The Christian tradition has a rich history, as well, with regards to the experience of stillness. The Christian contemplative might begin with a scriptural reading and then gradually transition into a period of reflection and discursive prayer before finally settling into silent contemplation. This eventual experience of stillness, or contemplation, is referred to by some as coming to rest in the presence of God. Unfortunately, contemplative prayer would later come to be regarded as a potentially dangerous endeavor by some within the Christian Church. The possibility that the sensory-deprived contemplative might experience one of those aforementioned hallucinatory apparitions came to be viewed by some as opening oneself up to potentially satanic influences. It’s quite interesting, then, that the Japanese term for such meditative experiences, makyo, translates loosely as the “devil’s realm.”
I’ve become convinced over the course of my adult life that where there is meaningful religious practice there is stillness, and where there is stillness there is the potential for transformational human experience. But it is really not all that mysterious. Quite literally it is in our DNA. It’s child’s play! It’s that which we already know.
 Albert Einstein performed such gedankenexperiments during the formulation of his theory of relativity.
 The interested reader may wish to consider Immanuel Kant’s concept of a priori knowledge.
 In Buddhism this idea of all things arising along with all other things is referred to as dependent origination.
 The Japanese term makyo encompasses such apparitions, some of which have tempted practitioners to believe that they have acquired some special capability.
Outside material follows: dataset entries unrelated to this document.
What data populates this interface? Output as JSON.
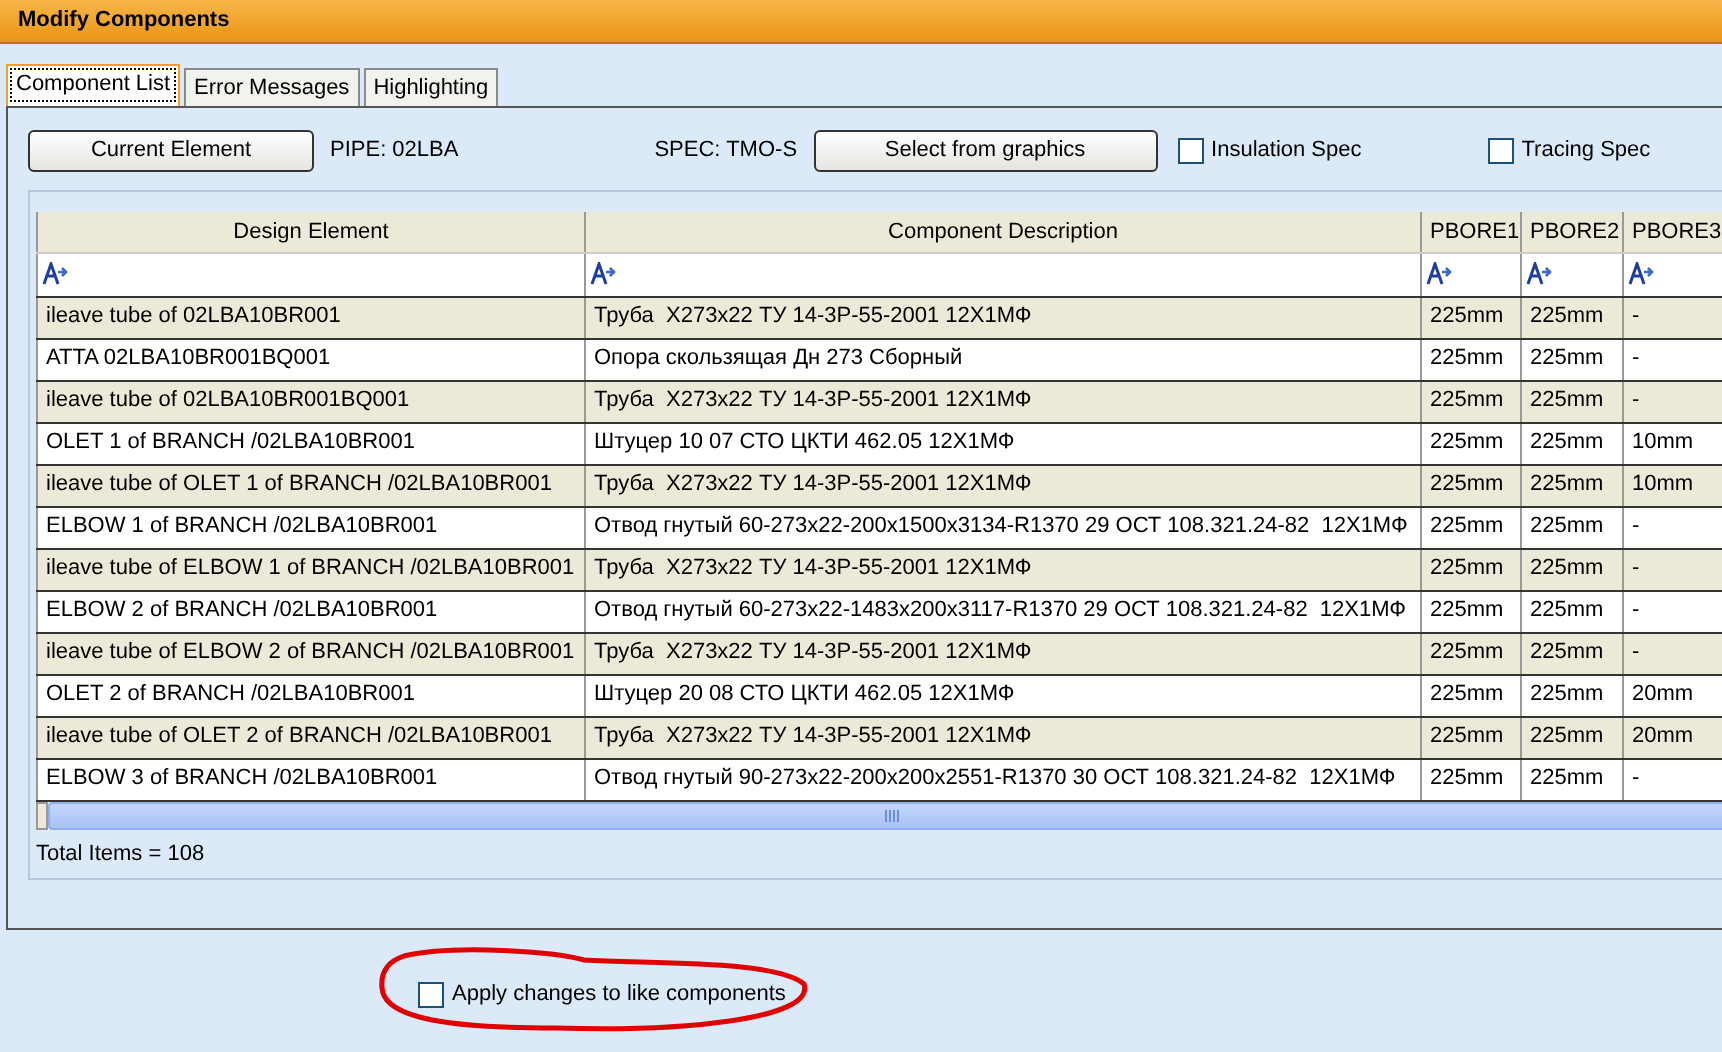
{
  "window": {
    "title": "Modify Components"
  },
  "tabs": [
    {
      "label": "Component List",
      "selected": true
    },
    {
      "label": "Error Messages",
      "selected": false
    },
    {
      "label": "Highlighting",
      "selected": false
    }
  ],
  "toolbar": {
    "current_button": "Current Element",
    "pipe": "PIPE: 02LBA",
    "spec": "SPEC: TMO-S",
    "select_button": "Select from graphics",
    "checkboxes": [
      {
        "label": "Insulation Spec",
        "checked": false
      },
      {
        "label": "Tracing Spec",
        "checked": false
      }
    ]
  },
  "table": {
    "columns": [
      "Design Element",
      "Component Description",
      "PBORE1",
      "PBORE2",
      "PBORE3"
    ],
    "rows": [
      [
        "ileave tube of 02LBA10BR001",
        "Труба  Х273х22 ТУ 14-3Р-55-2001 12Х1МФ",
        "225mm",
        "225mm",
        "-"
      ],
      [
        "ATTA 02LBA10BR001BQ001",
        "Опора скользящая Дн 273 Сборный",
        "225mm",
        "225mm",
        "-"
      ],
      [
        "ileave tube of 02LBA10BR001BQ001",
        "Труба  Х273х22 ТУ 14-3Р-55-2001 12Х1МФ",
        "225mm",
        "225mm",
        "-"
      ],
      [
        "OLET 1 of BRANCH /02LBA10BR001",
        "Штуцер 10 07 СТО ЦКТИ 462.05 12Х1МФ",
        "225mm",
        "225mm",
        "10mm"
      ],
      [
        "ileave tube of OLET 1 of BRANCH /02LBA10BR001",
        "Труба  Х273х22 ТУ 14-3Р-55-2001 12Х1МФ",
        "225mm",
        "225mm",
        "10mm"
      ],
      [
        "ELBOW 1 of BRANCH /02LBA10BR001",
        "Отвод гнутый 60-273х22-200х1500х3134-R1370 29 ОСТ 108.321.24-82  12Х1МФ",
        "225mm",
        "225mm",
        "-"
      ],
      [
        "ileave tube of ELBOW 1 of BRANCH /02LBA10BR001",
        "Труба  Х273х22 ТУ 14-3Р-55-2001 12Х1МФ",
        "225mm",
        "225mm",
        "-"
      ],
      [
        "ELBOW 2 of BRANCH /02LBA10BR001",
        "Отвод гнутый 60-273х22-1483х200х3117-R1370 29 ОСТ 108.321.24-82  12Х1МФ",
        "225mm",
        "225mm",
        "-"
      ],
      [
        "ileave tube of ELBOW 2 of BRANCH /02LBA10BR001",
        "Труба  Х273х22 ТУ 14-3Р-55-2001 12Х1МФ",
        "225mm",
        "225mm",
        "-"
      ],
      [
        "OLET 2 of BRANCH /02LBA10BR001",
        "Штуцер 20 08 СТО ЦКТИ 462.05 12Х1МФ",
        "225mm",
        "225mm",
        "20mm"
      ],
      [
        "ileave tube of OLET 2 of BRANCH /02LBA10BR001",
        "Труба  Х273х22 ТУ 14-3Р-55-2001 12Х1МФ",
        "225mm",
        "225mm",
        "20mm"
      ],
      [
        "ELBOW 3 of BRANCH /02LBA10BR001",
        "Отвод гнутый 90-273х22-200х200х2551-R1370 30 ОСТ 108.321.24-82  12Х1МФ",
        "225mm",
        "225mm",
        "-"
      ]
    ]
  },
  "total": "Total Items = 108",
  "apply": {
    "label": "Apply changes to like components",
    "checked": false
  }
}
 I juxtapose Zen Buddhism and Hinduism for rhetorical effect. Other forms of Buddhism orient the practice of meditation within a metaphysical framework that is not altogether different from that of Hinduism.
Stillness…, by Abelcovarrubias via:
Photo of an anechoic chamber taken at the Kyushu Institute of Design's anechoic chamber by Alexis Glass via:
Original Rustic Garden Gate on Riverside at Eynsford by Richard Croft via:
Copyright 2015 by Mark Frank